Diversion Procedures

OpSpecs for commercial operators include provisions for en route emergency diversion airport requirements. Operators are expected to develop a sufficient set of emergency diversion airports, so that one or more can be reasonably expected to be available in varying weather conditions. The flight must be able to make a safe landing, and the airplane maneuvered off of the runway at the selected diversion airport. In the event of a disabled airplane following landing, the capability to move the disabled airplane must exist so as not to block the operation of any recovery aircraft. In addition, those airports designated for use must be capable of protecting the safety of all personnel by being able to:
  • Offload the passengers and flight crew in a safe manner during possible adverse weather conditions.
  • Provide for the physiological needs of the passengers and flight crew for the duration until safe evacuation.
  • Be able to safely extract passengers and flight crew as soon as possible. Execution and completion of the recovery is expected within 12 to 48 hours following diversion.
Part 91 operators also need to be prepared for a diversion.
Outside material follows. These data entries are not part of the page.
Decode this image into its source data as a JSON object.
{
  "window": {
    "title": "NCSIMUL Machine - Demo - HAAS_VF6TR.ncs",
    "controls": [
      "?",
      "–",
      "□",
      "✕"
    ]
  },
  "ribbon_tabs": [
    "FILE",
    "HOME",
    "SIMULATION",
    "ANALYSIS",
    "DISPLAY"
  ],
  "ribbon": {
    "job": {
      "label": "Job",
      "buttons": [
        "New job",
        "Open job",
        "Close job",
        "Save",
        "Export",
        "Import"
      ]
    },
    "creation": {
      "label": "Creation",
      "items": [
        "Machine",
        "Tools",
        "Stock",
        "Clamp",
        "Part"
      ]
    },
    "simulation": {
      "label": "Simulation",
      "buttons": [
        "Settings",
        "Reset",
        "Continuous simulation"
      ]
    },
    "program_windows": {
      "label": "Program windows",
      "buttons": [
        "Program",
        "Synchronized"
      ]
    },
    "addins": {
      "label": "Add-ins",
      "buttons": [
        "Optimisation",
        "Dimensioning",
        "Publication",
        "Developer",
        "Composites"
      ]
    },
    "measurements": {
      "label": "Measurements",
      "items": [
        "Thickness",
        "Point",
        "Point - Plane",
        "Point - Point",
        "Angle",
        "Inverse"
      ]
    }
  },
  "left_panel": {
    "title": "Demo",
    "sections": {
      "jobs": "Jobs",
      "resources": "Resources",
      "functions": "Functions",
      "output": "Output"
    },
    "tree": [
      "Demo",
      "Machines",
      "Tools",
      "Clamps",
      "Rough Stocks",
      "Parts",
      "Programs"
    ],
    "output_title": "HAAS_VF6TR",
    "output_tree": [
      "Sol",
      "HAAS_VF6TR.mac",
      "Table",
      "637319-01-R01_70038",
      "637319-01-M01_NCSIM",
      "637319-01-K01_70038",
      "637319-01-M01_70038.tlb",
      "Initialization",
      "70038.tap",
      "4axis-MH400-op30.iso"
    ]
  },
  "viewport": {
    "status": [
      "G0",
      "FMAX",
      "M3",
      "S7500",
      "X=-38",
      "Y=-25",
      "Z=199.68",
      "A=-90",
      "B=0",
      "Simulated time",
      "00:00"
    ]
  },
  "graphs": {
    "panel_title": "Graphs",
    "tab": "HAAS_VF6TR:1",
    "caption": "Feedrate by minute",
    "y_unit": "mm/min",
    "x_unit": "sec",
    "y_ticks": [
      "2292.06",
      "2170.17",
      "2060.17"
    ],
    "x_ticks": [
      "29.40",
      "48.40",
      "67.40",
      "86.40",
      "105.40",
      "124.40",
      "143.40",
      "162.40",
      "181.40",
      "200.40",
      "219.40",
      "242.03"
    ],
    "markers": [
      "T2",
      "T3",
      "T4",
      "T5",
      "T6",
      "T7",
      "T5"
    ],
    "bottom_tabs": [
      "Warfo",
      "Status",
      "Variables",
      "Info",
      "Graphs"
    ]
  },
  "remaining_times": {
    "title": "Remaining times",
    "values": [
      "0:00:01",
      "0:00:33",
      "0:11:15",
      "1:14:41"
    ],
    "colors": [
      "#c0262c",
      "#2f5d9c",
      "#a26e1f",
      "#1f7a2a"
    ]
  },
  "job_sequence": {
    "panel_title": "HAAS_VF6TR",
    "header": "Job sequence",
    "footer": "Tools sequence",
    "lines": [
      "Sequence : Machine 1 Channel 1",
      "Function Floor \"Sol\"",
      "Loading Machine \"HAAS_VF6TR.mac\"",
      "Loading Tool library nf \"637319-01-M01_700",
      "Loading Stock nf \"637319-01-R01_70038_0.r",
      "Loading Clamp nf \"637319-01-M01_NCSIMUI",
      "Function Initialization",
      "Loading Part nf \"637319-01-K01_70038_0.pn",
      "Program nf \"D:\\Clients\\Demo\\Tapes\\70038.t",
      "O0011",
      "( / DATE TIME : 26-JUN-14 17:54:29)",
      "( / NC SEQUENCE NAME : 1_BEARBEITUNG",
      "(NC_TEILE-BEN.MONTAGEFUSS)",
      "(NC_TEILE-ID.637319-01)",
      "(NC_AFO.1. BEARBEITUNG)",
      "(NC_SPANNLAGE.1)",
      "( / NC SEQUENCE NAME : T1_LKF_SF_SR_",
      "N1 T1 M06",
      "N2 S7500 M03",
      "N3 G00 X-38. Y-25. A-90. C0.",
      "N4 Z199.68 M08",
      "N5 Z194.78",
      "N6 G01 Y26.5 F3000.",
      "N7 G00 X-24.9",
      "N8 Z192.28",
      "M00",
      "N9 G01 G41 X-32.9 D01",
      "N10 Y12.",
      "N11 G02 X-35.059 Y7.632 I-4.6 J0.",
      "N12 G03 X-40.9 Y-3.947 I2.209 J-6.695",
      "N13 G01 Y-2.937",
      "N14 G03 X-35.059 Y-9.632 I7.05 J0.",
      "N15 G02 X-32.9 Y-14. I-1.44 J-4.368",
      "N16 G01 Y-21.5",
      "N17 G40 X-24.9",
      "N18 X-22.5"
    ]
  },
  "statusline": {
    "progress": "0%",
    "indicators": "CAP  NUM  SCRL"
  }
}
Designation of an alternate on the IFR flight plan is a good first step; but changing weather conditions or equipment issues may require pilots to consider other options.